Conclusion

As is evident, implementing a skill-based gaming regulatory scheme raises a lot of different questions for policymakers, legislators, and regulators to consider. While skill-based gaming is not expected to be a panacea, it is clearly a part of the future of the gaming industry. For that reason, policymakers, legislators, and regulators in all jurisdictions (even in those jurisdictions that choose not to implement a skill-based gaming regulatory scheme) will likely be faced with all of the questions raised in connection with skill-based gaming.

© 2020 Jones Walker LLPNational Law Review, Volume VI, Number 57

TRENDING LEGAL ANALYSIS


About this Author

Blake Fulton, private project finance, corporate debt restructuring attorney, government lawyer, economic development, Jones Walker, DC law firm
Associate

Blake M. Fulton is an associate in the firm's Business & Commercial Transactions Practice Group in the Jackson office. Mr. Fulton concentrates his practice in the areas of public and private project finance, corporate debt restructuring, state and local government law, and economic development incentives.
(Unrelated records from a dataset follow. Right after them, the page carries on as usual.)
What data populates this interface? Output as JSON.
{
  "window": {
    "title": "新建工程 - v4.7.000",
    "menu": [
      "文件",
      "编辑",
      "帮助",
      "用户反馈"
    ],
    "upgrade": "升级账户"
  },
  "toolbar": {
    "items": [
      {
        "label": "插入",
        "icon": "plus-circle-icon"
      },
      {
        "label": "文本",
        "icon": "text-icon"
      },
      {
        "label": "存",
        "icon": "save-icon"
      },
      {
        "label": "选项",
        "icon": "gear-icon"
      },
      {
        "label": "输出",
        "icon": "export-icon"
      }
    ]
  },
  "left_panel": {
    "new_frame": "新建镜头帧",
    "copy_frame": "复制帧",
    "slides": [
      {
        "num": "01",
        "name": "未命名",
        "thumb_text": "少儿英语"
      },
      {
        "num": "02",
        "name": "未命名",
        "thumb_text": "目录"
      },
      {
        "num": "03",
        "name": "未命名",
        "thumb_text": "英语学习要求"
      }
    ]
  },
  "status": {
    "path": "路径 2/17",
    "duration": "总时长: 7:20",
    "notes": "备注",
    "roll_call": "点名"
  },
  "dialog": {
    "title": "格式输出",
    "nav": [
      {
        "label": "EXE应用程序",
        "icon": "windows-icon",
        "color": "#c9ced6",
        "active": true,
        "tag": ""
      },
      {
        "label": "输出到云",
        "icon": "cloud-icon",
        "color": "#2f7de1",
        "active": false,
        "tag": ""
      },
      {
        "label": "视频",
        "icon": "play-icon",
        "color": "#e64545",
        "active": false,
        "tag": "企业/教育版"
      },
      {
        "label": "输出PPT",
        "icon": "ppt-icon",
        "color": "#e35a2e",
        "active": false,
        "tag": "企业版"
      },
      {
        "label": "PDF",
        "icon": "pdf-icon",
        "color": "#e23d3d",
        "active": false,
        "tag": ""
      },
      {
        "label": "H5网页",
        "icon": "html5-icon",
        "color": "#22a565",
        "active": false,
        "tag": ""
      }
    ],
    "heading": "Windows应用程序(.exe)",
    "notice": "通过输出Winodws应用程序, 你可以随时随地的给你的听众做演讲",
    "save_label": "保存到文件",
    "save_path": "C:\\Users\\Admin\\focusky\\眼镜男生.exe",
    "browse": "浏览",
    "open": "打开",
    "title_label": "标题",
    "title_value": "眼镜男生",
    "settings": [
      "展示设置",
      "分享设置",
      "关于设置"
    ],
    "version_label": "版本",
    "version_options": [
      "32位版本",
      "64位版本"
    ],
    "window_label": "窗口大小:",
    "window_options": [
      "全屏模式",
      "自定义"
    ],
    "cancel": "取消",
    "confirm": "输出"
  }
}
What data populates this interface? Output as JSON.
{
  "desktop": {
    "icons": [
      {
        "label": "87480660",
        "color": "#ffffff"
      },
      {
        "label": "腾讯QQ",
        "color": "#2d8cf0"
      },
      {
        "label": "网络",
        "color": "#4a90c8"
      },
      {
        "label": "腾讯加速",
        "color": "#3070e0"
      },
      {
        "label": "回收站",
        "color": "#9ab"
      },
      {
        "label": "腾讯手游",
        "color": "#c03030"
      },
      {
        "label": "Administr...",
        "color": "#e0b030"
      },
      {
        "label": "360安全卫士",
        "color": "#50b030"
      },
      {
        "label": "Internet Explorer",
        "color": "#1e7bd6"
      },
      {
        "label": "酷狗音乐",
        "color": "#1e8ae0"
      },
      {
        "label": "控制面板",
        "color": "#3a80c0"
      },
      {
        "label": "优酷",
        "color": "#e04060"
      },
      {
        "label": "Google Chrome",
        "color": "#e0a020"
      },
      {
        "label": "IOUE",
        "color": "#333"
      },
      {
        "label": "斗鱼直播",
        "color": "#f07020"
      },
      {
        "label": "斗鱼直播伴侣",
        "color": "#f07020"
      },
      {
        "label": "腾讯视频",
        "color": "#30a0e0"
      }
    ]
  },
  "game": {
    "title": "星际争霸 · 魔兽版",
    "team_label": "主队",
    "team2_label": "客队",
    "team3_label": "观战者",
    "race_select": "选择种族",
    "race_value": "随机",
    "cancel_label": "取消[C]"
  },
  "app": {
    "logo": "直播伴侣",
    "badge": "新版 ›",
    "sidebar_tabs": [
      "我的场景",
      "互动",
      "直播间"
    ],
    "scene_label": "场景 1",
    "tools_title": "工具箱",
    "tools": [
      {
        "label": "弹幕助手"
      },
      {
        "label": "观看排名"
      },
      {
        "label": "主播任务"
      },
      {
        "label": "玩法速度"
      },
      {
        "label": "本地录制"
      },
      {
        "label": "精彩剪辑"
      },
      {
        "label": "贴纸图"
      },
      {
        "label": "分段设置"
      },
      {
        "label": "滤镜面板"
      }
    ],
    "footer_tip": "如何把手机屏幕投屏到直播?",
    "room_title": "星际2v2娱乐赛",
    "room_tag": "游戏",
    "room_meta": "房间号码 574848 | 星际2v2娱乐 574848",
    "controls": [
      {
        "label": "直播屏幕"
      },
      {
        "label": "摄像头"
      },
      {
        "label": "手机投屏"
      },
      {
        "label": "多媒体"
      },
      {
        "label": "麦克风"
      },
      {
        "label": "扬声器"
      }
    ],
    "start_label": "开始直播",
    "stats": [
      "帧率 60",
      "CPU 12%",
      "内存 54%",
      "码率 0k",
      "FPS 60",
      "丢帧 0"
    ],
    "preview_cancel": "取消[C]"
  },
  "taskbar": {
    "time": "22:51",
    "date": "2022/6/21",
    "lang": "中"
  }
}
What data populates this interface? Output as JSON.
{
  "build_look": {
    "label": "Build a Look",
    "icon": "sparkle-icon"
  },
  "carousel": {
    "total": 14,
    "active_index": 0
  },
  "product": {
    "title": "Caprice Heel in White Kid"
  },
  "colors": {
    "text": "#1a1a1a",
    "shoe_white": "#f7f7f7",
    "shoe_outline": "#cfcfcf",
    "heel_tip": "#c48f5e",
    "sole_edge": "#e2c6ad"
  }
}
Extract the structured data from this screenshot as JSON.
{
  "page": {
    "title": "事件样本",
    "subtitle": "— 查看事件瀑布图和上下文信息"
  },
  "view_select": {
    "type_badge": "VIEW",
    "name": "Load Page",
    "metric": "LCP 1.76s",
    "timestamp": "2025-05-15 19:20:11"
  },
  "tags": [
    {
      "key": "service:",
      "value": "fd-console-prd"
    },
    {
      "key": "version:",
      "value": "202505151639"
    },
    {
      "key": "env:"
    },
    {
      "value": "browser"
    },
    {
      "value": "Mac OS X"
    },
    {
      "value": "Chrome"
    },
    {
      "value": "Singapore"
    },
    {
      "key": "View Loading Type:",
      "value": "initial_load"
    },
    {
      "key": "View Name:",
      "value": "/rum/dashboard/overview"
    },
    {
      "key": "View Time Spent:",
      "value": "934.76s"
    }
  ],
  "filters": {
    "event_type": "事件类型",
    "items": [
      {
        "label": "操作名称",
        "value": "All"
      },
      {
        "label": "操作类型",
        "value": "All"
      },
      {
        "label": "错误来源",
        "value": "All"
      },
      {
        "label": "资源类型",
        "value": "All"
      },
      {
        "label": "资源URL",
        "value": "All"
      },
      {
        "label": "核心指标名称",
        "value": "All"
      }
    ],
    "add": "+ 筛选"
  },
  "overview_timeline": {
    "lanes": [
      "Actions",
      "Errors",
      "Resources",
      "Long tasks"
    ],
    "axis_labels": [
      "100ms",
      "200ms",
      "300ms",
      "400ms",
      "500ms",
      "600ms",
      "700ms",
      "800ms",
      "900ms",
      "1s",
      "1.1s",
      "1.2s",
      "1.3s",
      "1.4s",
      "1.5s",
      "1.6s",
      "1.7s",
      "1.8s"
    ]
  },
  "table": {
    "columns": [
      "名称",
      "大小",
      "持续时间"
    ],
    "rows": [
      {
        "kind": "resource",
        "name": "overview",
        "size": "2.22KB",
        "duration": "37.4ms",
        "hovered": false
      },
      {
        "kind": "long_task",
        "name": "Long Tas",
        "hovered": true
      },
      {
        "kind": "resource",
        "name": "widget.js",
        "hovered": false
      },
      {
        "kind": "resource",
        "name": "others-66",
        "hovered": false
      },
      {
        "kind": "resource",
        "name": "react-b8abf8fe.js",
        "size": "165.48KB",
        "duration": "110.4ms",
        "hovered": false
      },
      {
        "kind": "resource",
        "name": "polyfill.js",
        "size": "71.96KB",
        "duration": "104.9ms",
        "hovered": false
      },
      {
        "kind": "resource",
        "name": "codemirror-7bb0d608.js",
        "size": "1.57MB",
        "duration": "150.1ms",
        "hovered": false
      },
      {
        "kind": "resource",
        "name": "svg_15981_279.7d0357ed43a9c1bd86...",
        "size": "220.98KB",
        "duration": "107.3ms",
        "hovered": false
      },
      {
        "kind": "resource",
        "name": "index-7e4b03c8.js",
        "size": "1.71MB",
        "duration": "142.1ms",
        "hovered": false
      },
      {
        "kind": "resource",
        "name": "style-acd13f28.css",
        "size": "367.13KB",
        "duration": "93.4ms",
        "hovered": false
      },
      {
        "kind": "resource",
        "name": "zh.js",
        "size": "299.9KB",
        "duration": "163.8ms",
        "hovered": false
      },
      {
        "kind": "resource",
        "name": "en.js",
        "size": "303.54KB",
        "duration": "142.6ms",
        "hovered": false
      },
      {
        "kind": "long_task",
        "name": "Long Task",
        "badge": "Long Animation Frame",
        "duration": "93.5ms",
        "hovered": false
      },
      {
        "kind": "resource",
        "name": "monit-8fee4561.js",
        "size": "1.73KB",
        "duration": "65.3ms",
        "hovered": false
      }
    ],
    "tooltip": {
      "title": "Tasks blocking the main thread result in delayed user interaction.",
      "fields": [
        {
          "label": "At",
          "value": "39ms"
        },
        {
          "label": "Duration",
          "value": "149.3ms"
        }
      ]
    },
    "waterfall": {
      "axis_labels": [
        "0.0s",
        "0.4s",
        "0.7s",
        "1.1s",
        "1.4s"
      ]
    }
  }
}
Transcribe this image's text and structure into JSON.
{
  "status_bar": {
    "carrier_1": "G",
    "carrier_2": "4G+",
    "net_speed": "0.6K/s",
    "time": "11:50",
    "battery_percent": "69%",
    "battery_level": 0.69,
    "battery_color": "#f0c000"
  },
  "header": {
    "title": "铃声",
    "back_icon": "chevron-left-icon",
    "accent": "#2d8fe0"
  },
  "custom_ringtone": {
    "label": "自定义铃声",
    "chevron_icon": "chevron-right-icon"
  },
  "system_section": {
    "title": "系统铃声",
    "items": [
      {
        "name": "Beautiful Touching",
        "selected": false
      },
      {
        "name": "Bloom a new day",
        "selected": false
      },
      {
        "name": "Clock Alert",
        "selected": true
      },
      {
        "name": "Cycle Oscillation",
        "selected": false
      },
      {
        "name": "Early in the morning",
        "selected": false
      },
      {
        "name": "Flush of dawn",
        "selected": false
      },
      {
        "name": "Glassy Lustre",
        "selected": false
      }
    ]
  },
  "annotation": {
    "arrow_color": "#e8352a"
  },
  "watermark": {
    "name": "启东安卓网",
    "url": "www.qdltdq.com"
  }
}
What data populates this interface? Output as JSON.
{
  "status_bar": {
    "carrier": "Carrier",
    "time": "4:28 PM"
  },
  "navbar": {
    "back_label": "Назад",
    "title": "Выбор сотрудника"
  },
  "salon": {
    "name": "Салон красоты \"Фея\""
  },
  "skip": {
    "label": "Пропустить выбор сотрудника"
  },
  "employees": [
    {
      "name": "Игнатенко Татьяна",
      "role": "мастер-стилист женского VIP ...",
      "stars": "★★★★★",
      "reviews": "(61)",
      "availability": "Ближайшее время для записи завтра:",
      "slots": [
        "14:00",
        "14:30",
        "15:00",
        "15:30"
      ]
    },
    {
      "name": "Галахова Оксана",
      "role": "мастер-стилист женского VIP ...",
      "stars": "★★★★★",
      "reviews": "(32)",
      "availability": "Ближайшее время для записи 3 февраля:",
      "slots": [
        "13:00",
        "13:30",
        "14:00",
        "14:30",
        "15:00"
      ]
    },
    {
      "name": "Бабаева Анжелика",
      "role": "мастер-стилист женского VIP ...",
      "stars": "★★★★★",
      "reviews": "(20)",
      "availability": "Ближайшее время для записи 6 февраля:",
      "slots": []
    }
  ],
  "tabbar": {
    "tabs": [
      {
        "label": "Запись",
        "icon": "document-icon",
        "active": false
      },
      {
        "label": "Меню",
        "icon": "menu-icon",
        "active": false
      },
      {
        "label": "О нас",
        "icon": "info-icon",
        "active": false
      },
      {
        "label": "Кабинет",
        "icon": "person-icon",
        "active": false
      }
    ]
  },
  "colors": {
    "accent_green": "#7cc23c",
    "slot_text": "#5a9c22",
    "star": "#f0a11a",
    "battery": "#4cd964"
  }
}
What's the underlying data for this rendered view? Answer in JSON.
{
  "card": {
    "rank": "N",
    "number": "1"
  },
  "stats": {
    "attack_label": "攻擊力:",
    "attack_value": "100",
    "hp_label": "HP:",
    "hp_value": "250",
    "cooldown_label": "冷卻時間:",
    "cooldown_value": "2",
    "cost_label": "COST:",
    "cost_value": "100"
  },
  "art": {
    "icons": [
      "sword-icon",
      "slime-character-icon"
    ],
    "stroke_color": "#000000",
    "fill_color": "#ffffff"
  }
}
Mr. Fulton has assisted clients in both the public and private sector with entity organization and formation, contract drafting and review, negotiation and documentation of commercial financing transactions, bond financing transactions. He...

601-949-4900